The Oregonian has one of my colleagues from the Department of Geosciences on its front page today. Dr. Anne Nolin has studied patterns of melting and glaciation (or build up) on Mt. Hood for the last few years using remotely sensed information (satellite-gathered data primarily). While much discussion of global climate change patterns is–obviously–global, more local-scale impacts are just as important. For the average Oregonian, these are “where the rubber meets the road.” For Oregonians and other Pacific Northwesterners, it is vital to understand the direct impacts on our hydrologic (or water) cycle, especially where the water serves farms, households, cities and industries that keep the state moving. Loss of snowpack in the mountains of Oregon means less water in the summer and fall dry periods. But more important than snowpack are the glaciers that serve as massive reserves of water for some of the state’s surface waters. Dr. Nolin’s work points out just how sensitive these local glaciers are to changes in temperature.

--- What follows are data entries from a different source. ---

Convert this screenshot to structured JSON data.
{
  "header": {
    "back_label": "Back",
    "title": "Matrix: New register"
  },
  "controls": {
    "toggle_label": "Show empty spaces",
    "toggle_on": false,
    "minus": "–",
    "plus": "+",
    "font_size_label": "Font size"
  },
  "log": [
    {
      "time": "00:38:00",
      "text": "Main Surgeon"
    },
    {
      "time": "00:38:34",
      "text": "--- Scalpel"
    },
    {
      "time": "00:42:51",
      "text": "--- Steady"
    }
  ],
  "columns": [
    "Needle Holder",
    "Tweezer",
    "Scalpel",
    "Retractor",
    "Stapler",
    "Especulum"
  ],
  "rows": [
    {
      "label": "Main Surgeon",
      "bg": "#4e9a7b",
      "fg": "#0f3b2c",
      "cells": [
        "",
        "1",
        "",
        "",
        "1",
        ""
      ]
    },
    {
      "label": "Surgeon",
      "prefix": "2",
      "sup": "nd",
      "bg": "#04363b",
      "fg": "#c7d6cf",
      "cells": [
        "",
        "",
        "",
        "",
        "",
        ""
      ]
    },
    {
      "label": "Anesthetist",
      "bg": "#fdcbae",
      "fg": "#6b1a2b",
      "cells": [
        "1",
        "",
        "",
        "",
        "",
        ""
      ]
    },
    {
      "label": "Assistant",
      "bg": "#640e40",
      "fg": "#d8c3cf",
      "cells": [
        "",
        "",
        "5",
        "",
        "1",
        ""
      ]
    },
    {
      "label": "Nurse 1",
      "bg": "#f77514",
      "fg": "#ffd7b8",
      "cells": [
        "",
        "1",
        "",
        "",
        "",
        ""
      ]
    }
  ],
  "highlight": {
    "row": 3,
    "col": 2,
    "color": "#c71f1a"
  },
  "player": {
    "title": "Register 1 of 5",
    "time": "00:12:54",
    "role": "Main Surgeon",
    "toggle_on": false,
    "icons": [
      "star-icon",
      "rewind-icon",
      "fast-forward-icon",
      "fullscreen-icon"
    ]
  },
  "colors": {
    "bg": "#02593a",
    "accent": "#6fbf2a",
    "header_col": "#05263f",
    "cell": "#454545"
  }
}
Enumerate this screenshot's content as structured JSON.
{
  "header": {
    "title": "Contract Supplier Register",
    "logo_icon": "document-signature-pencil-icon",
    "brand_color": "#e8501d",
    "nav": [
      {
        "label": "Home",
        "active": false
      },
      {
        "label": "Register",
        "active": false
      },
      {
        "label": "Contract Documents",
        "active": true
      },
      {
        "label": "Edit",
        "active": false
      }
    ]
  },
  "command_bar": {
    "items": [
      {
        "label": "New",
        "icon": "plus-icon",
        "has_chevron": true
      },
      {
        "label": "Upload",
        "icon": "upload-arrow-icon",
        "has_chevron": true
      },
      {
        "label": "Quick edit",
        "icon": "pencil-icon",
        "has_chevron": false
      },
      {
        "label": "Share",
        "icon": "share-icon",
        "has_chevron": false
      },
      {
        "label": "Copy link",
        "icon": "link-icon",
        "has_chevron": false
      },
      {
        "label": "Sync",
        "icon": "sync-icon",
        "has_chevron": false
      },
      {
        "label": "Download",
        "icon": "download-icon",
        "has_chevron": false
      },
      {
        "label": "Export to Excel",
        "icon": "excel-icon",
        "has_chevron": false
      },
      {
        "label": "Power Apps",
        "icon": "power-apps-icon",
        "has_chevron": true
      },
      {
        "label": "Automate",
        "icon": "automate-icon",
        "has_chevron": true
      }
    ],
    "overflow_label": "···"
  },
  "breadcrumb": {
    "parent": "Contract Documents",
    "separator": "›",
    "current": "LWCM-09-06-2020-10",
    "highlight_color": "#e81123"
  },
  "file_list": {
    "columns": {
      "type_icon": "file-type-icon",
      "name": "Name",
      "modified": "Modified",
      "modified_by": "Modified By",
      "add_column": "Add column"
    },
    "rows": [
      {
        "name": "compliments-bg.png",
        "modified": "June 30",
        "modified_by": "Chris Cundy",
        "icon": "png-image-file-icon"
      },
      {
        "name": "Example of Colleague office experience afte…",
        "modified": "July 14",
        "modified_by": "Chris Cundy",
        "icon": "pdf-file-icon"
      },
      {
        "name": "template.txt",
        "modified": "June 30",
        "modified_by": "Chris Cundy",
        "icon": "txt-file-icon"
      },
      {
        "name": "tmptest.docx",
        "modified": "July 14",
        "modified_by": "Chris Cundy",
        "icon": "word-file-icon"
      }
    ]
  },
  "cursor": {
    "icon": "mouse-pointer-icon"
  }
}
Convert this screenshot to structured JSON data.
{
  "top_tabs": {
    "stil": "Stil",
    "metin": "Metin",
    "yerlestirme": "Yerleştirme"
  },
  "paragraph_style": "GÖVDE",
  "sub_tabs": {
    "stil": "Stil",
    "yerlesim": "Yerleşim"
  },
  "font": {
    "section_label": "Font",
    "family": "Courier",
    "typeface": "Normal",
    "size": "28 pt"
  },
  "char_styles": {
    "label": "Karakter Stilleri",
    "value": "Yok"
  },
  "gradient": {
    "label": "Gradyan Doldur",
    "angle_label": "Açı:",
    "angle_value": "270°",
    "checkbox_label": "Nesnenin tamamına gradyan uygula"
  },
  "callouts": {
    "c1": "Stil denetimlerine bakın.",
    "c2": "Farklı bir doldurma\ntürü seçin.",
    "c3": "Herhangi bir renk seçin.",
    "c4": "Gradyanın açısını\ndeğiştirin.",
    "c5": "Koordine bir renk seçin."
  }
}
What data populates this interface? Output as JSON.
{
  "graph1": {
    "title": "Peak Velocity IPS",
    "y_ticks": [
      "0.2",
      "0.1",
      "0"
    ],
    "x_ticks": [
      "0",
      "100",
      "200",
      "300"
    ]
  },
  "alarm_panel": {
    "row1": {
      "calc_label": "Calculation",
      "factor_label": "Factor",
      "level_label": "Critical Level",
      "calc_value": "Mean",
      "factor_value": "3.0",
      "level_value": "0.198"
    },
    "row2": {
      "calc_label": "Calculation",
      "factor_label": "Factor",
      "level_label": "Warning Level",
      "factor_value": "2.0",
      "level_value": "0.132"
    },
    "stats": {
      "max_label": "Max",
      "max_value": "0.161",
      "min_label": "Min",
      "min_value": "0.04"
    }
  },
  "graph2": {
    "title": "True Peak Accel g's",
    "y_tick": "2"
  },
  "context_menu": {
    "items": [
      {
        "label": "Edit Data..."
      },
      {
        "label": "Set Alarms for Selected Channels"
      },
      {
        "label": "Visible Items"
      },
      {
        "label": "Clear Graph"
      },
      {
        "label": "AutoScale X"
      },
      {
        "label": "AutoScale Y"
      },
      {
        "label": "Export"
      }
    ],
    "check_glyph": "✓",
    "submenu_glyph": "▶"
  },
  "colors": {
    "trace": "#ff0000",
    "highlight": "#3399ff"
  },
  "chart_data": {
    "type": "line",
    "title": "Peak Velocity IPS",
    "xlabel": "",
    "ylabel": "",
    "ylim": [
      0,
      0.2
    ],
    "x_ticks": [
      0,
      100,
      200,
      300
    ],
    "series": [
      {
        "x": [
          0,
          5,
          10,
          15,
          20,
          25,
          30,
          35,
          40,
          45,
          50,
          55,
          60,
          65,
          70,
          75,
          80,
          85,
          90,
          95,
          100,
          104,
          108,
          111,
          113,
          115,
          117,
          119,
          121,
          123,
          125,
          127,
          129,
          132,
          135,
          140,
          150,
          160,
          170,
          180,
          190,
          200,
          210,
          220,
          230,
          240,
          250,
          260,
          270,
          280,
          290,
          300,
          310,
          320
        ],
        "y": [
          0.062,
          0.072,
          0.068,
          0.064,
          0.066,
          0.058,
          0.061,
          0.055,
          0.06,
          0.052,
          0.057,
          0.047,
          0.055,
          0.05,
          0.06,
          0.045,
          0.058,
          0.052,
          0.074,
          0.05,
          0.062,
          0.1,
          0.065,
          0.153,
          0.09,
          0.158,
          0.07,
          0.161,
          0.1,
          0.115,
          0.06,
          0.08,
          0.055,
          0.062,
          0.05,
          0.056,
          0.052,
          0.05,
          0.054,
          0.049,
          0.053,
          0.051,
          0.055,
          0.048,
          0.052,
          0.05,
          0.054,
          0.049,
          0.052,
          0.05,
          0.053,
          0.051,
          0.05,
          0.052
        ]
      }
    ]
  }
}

By connecting the global with the local, Dr. Nolin’s work is scientifically significant and demonstrates an important bellwether for how Oregonians might need to prepare for changes in our climate. You can read the article here.